### INSTRUCTIONS TO FOLLOW
Without including any images, repeat the data exactly.

*** Block opens ***

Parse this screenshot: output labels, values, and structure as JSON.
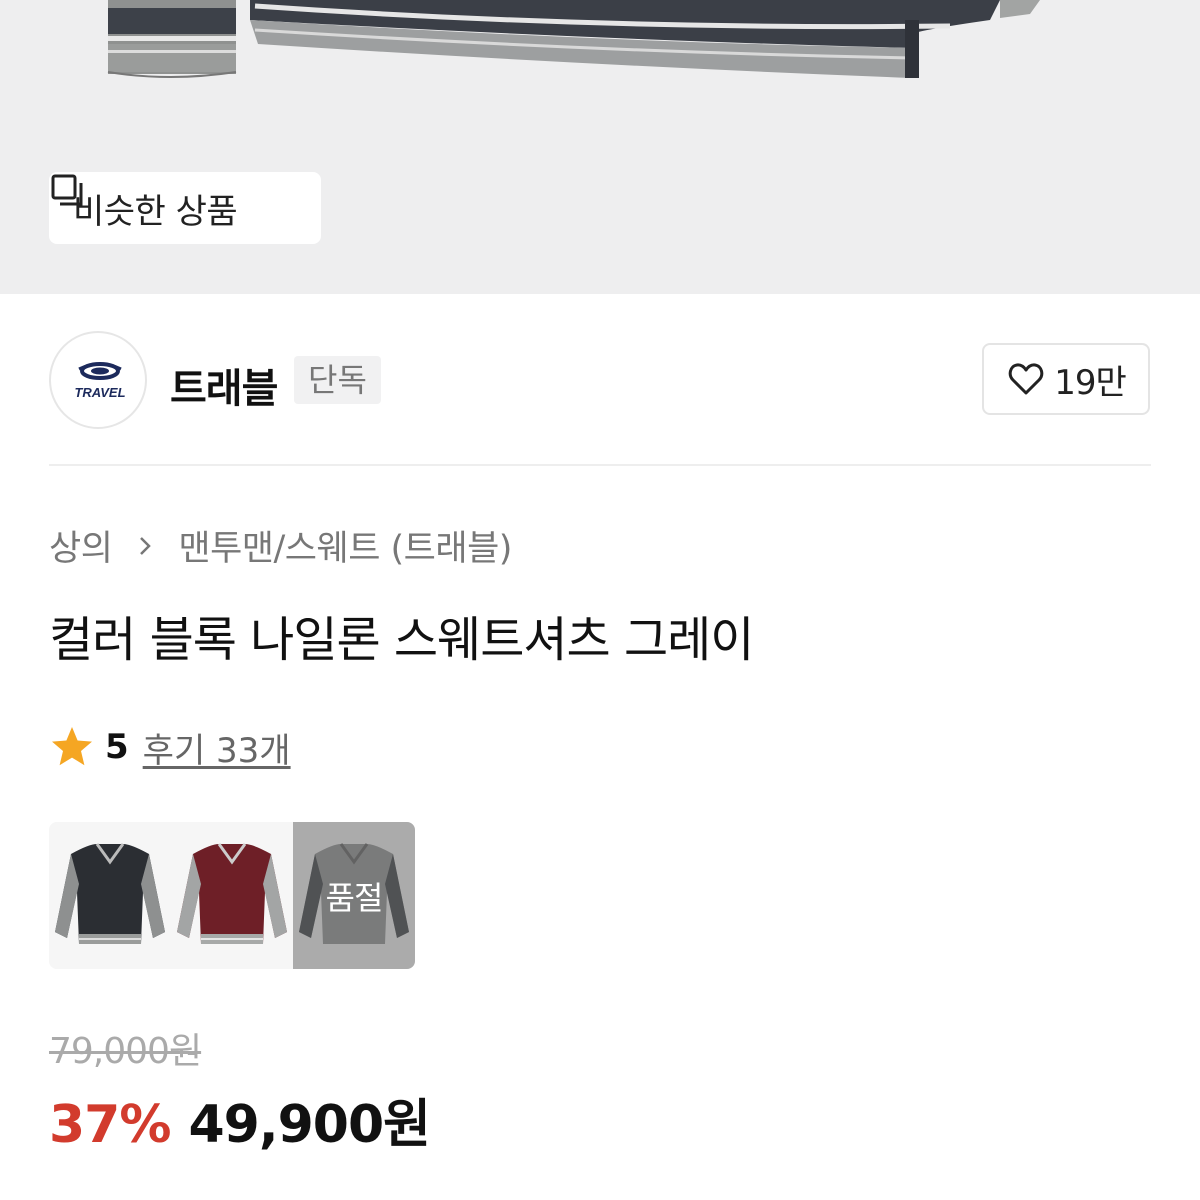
{
  "hero": {
    "similar_button_label": "비슷한 상품",
    "similar_icon": "similar-items-icon"
  },
  "brand": {
    "logo_text": "TRAVEL",
    "name": "트래블",
    "tag": "단독",
    "like_count": "19만",
    "like_icon": "heart-icon"
  },
  "breadcrumb": {
    "category": "상의",
    "subcategory": "맨투맨/스웨트 (트래블)",
    "separator_icon": "chevron-right-icon"
  },
  "product": {
    "title": "컬러 블록 나일론 스웨트셔츠 그레이",
    "rating": "5",
    "reviews": "후기 33개",
    "star_color": "#f5a623"
  },
  "variants": [
    {
      "color": "black-grey"
    },
    {
      "color": "burgundy-grey"
    },
    {
      "color": "grey",
      "overlay_label": "품절"
    }
  ],
  "price": {
    "original": "79,000원",
    "discount": "37%",
    "sale": "49,900원",
    "discount_color": "#d23b2d"
  }
}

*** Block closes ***

### WRITTEN SOLUTION
Parse this screenshot: output labels, values, and structure as JSON.
{
  "hero": {
    "similar_button_label": "비슷한 상품",
    "similar_icon": "similar-items-icon"
  },
  "brand": {
    "logo_text": "TRAVEL",
    "name": "트래블",
    "tag": "단독",
    "like_count": "19만",
    "like_icon": "heart-icon"
  },
  "breadcrumb": {
    "category": "상의",
    "subcategory": "맨투맨/스웨트 (트래블)",
    "separator_icon": "chevron-right-icon"
  },
  "product": {
    "title": "컬러 블록 나일론 스웨트셔츠 그레이",
    "rating": "5",
    "reviews": "후기 33개",
    "star_color": "#f5a623"
  },
  "variants": [
    {
      "color": "black-grey"
    },
    {
      "color": "burgundy-grey"
    },
    {
      "color": "grey",
      "overlay_label": "품절"
    }
  ],
  "price": {
    "original": "79,000원",
    "discount": "37%",
    "sale": "49,900원",
    "discount_color": "#d23b2d"
  }
}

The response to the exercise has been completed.